While most of Day 1 consisted of an overview of the company’s Snapdragon processor line, we caught a few interesting tidbits about Qualcomm’s areas of focus and vision for the future.
Here’s a quick rundown of stuff we heard that watchers should keep an eye on going forward:
It’s not just about the CPU anymore
With the launch of its Snapdragon 820 chip last year, Qualcomm unleashed its first custom-built CPU. But looking ahead, the company will increasingly shift its focus toward the GPU and DSP.
“CPU will always remain important, but over time the trend really from a CPU standpoint is there’s less and less importance being put on the CPU,” Qualcomm Senior Vice President of Product Management Keith Kressin said.
But why the change?
According to Kressin, many emerging use cases – like virtual and augmented reality or machine learning – are run more efficiently on the Graphics Processing Unit (GPU) and the Digital Signal Processor (DSP). For example, Kressin said a machine learning algorithm run on a CPU sees a three to four fold improvement when run on the GPU and another 2x improvement over the GPU when run on the DSP.
The DSP is also increasingly important for use cases like photography and VR/AR, Kressin said.
On the camera side in particular, Kressin said there’s “lots of room for improvement,” so look out for tweaks there coming down the pipe.
A snapshot of the company’s camera strategy
Qualcomm has been doing a lot of work with its DSP technology for cameras – and it shows. Out of the top 15 mobile cameras ranked by DxOMark, 10 use Qualcomm’s Snapdragon processor, including the number one-rated Google Pixel smartphone and Samsung’s Galaxy S7 Edge.
But the company is also now developing Snapdragon camera modules.

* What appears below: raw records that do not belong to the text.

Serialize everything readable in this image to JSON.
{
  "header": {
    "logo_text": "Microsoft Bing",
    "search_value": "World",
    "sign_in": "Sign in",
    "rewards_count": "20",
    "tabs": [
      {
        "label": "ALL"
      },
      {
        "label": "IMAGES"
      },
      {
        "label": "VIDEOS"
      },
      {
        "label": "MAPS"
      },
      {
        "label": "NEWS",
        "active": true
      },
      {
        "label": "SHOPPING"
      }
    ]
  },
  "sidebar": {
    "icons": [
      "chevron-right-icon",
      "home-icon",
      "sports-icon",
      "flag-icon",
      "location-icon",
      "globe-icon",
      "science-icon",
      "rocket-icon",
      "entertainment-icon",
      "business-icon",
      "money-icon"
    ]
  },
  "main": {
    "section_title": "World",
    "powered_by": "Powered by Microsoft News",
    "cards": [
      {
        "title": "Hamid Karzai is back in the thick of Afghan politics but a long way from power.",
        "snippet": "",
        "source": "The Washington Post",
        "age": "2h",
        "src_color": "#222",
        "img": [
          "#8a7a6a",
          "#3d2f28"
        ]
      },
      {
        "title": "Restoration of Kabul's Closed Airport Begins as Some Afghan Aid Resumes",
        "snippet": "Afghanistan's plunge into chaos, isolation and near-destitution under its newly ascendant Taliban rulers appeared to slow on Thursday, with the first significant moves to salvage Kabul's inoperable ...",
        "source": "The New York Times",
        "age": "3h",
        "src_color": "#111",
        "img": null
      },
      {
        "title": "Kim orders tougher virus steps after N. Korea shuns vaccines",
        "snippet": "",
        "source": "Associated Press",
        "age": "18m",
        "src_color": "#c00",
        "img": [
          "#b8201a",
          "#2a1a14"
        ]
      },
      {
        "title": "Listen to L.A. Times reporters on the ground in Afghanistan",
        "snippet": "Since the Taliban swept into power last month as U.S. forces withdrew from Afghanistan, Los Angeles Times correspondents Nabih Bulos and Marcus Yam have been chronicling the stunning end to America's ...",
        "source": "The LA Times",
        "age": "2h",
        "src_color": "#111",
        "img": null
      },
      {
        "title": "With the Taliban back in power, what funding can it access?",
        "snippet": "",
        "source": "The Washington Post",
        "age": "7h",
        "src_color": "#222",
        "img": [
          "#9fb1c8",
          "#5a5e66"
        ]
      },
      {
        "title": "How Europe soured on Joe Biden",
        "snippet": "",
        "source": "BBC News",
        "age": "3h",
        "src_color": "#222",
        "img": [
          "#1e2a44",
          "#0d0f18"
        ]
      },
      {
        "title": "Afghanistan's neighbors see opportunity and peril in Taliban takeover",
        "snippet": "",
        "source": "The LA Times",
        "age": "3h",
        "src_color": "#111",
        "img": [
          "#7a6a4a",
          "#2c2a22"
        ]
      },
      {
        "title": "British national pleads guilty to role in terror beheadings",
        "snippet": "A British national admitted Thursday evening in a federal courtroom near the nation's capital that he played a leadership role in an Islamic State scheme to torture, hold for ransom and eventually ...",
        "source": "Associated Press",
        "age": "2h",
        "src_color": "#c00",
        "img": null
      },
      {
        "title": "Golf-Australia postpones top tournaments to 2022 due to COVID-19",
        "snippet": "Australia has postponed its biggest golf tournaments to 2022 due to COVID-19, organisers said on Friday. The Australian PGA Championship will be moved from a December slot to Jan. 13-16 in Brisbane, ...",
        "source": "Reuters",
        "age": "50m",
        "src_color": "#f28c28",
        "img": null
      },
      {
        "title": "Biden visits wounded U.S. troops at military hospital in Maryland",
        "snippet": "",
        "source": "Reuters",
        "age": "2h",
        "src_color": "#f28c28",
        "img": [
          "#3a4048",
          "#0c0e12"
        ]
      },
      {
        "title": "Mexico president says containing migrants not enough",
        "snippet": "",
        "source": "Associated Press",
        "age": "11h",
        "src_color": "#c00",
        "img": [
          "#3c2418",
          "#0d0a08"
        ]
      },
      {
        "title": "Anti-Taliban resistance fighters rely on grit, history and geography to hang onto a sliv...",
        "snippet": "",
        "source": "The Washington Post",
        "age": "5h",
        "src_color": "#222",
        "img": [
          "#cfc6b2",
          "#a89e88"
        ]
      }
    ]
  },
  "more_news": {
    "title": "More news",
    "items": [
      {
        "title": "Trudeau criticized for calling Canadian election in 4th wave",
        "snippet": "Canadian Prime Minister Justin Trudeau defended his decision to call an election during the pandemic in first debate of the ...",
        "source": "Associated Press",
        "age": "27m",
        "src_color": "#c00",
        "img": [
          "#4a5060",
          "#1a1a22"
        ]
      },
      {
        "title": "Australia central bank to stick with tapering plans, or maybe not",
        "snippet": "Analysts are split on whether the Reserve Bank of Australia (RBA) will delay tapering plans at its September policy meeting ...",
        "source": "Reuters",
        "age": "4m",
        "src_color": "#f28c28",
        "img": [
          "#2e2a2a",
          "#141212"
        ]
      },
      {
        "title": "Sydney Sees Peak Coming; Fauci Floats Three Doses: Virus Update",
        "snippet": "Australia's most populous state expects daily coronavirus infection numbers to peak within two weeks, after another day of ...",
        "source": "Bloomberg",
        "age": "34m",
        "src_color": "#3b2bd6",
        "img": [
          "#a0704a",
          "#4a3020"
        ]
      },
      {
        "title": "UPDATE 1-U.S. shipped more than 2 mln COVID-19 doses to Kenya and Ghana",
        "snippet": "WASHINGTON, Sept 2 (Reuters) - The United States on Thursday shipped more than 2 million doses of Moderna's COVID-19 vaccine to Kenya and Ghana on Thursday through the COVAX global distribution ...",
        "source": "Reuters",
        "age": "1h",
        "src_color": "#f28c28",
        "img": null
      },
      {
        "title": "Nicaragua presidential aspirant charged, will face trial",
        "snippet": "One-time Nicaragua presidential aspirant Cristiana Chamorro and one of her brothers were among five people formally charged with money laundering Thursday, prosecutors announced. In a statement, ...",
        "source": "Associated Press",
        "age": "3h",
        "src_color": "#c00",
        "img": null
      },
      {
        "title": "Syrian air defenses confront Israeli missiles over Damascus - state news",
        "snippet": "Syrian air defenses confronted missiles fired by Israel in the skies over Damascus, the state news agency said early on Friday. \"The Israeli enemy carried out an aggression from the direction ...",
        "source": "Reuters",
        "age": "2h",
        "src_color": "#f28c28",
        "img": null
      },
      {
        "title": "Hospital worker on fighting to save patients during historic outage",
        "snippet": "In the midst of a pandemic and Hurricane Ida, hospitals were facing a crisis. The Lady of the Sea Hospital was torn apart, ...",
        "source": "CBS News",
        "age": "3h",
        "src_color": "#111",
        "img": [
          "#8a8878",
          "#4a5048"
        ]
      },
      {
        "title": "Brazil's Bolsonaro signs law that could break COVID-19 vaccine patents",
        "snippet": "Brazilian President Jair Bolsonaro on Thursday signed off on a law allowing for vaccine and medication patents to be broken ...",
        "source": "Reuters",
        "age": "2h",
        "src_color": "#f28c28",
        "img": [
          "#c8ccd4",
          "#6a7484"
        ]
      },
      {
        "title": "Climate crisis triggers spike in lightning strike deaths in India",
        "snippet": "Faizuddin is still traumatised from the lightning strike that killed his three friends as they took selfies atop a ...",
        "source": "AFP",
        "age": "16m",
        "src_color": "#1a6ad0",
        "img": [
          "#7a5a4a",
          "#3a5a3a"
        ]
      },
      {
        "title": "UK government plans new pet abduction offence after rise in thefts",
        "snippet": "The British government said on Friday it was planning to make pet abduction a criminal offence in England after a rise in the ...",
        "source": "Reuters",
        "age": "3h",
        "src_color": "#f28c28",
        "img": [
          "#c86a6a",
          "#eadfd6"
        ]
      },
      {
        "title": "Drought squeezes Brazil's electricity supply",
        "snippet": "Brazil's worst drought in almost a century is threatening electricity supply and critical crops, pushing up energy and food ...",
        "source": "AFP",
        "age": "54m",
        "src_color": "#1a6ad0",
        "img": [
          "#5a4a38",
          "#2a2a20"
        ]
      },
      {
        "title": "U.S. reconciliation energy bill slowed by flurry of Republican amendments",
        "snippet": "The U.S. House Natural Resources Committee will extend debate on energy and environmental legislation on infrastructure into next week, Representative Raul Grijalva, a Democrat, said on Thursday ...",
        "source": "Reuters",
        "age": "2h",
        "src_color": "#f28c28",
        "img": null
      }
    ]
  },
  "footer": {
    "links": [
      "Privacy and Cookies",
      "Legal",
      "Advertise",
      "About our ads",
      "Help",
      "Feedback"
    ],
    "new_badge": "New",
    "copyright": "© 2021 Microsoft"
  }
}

According to Qualcomm Product Manager Robert Lay, the new modules will be “plug and play” solutions that any OEM can use to cut down on engineering resources needed on their end. The modules include single camera, big pixel 2PD and dual camera configurations, with additional options to come, Lay said.
Qualcomm is also looking at ways to capture 3D video and images via structured light and software-based applications supported by real time tracking. Lay said the capability will be useful in both social media and commerce use cases.
“This is a pretty exciting area,” Lay said. “In the area of social networking, we all take pictures of our food and post them to Facebook or wherever. Now you’ll be able to actually pick the dish up and look at it from all angles.”
Lay said 3D capabilities will be making their way “into the home” at some point soon, and Qualcomm intends to be at the forefront of that effort.
There has been a huge push toward biometrics this year – most notably with the widespread adoption of fingerprint scanners – and that trend is only expected to continue to grow next year, Qualcomm Senior Director of Product Management for Security and Machine Learning Sy Choudhury said.
Interestingly, Choudhury said much of the push for biometric systems and the secure foundations that lie beneath them has come from players in the mobile payment space.
“Visa, Mastercard, the WeChat Pay folks, Tencent and AliPay all came up at separate times and said ‘if you are going to enable mobile payments, from here on, using the fingerprint as an authenticator, your device has to use a secure end-to-end fingerprint authentication,” Choudhury said. “That was not the case if you look last year.”
Choudhury said it won’t necessarily be a fight to the death between competing technologies like fingerprint and iris scanning, though, since they can be used to complement one another in two-factor authentication.
Choudhury said a mobile payments player recently said once 40 percent of device have both a camera-based authenticator and fingerprint authentication, they would like to move to multifactor authentication for higher transaction amounts. That penetration rate, Choudhury said, is still likely four years out – give or take.